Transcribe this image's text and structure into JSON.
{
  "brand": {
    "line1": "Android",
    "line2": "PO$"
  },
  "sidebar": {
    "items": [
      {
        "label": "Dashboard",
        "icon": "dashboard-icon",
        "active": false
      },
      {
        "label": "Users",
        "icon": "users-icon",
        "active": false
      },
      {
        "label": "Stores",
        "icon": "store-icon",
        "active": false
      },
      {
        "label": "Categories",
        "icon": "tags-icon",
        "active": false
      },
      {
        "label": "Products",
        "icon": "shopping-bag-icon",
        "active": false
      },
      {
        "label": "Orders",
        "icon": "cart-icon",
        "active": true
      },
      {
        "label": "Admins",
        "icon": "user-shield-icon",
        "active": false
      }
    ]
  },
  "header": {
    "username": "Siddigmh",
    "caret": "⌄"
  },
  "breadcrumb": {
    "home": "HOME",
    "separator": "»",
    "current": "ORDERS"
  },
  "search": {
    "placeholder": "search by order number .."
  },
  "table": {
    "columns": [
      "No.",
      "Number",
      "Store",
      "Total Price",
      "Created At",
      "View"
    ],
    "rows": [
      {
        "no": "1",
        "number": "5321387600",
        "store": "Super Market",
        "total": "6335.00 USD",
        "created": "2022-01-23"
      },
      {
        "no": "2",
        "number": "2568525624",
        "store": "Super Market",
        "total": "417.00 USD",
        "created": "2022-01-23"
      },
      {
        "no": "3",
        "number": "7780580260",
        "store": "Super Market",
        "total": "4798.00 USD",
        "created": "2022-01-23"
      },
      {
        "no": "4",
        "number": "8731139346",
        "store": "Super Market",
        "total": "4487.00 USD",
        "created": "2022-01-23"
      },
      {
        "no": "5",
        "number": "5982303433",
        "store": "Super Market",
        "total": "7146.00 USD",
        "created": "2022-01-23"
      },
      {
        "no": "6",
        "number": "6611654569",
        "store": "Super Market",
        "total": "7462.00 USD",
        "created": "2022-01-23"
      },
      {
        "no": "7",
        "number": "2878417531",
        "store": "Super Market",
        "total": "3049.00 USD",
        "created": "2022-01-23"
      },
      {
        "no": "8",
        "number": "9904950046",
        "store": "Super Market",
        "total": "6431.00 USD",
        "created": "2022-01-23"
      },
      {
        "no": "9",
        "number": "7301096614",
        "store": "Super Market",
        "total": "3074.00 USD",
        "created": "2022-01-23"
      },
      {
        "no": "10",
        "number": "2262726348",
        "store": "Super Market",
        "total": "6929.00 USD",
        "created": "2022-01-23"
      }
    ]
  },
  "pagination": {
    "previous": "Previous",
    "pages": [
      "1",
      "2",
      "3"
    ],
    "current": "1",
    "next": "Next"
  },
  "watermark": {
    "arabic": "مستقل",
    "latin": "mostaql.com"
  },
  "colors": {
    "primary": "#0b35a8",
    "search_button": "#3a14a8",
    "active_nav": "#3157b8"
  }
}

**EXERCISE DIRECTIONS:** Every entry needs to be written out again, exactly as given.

**OUTPUT OF THE EXERCISE:**
Transcribe this image's text and structure into JSON.
{
  "brand": {
    "line1": "Android",
    "line2": "PO$"
  },
  "sidebar": {
    "items": [
      {
        "label": "Dashboard",
        "icon": "dashboard-icon",
        "active": false
      },
      {
        "label": "Users",
        "icon": "users-icon",
        "active": false
      },
      {
        "label": "Stores",
        "icon": "store-icon",
        "active": false
      },
      {
        "label": "Categories",
        "icon": "tags-icon",
        "active": false
      },
      {
        "label": "Products",
        "icon": "shopping-bag-icon",
        "active": false
      },
      {
        "label": "Orders",
        "icon": "cart-icon",
        "active": true
      },
      {
        "label": "Admins",
        "icon": "user-shield-icon",
        "active": false
      }
    ]
  },
  "header": {
    "username": "Siddigmh",
    "caret": "⌄"
  },
  "breadcrumb": {
    "home": "HOME",
    "separator": "»",
    "current": "ORDERS"
  },
  "search": {
    "placeholder": "search by order number .."
  },
  "table": {
    "columns": [
      "No.",
      "Number",
      "Store",
      "Total Price",
      "Created At",
      "View"
    ],
    "rows": [
      {
        "no": "1",
        "number": "5321387600",
        "store": "Super Market",
        "total": "6335.00 USD",
        "created": "2022-01-23"
      },
      {
        "no": "2",
        "number": "2568525624",
        "store": "Super Market",
        "total": "417.00 USD",
        "created": "2022-01-23"
      },
      {
        "no": "3",
        "number": "7780580260",
        "store": "Super Market",
        "total": "4798.00 USD",
        "created": "2022-01-23"
      },
      {
        "no": "4",
        "number": "8731139346",
        "store": "Super Market",
        "total": "4487.00 USD",
        "created": "2022-01-23"
      },
      {
        "no": "5",
        "number": "5982303433",
        "store": "Super Market",
        "total": "7146.00 USD",
        "created": "2022-01-23"
      },
      {
        "no": "6",
        "number": "6611654569",
        "store": "Super Market",
        "total": "7462.00 USD",
        "created": "2022-01-23"
      },
      {
        "no": "7",
        "number": "2878417531",
        "store": "Super Market",
        "total": "3049.00 USD",
        "created": "2022-01-23"
      },
      {
        "no": "8",
        "number": "9904950046",
        "store": "Super Market",
        "total": "6431.00 USD",
        "created": "2022-01-23"
      },
      {
        "no": "9",
        "number": "7301096614",
        "store": "Super Market",
        "total": "3074.00 USD",
        "created": "2022-01-23"
      },
      {
        "no": "10",
        "number": "2262726348",
        "store": "Super Market",
        "total": "6929.00 USD",
        "created": "2022-01-23"
      }
    ]
  },
  "pagination": {
    "previous": "Previous",
    "pages": [
      "1",
      "2",
      "3"
    ],
    "current": "1",
    "next": "Next"
  },
  "watermark": {
    "arabic": "مستقل",
    "latin": "mostaql.com"
  },
  "colors": {
    "primary": "#0b35a8",
    "search_button": "#3a14a8",
    "active_nav": "#3157b8"
  }
}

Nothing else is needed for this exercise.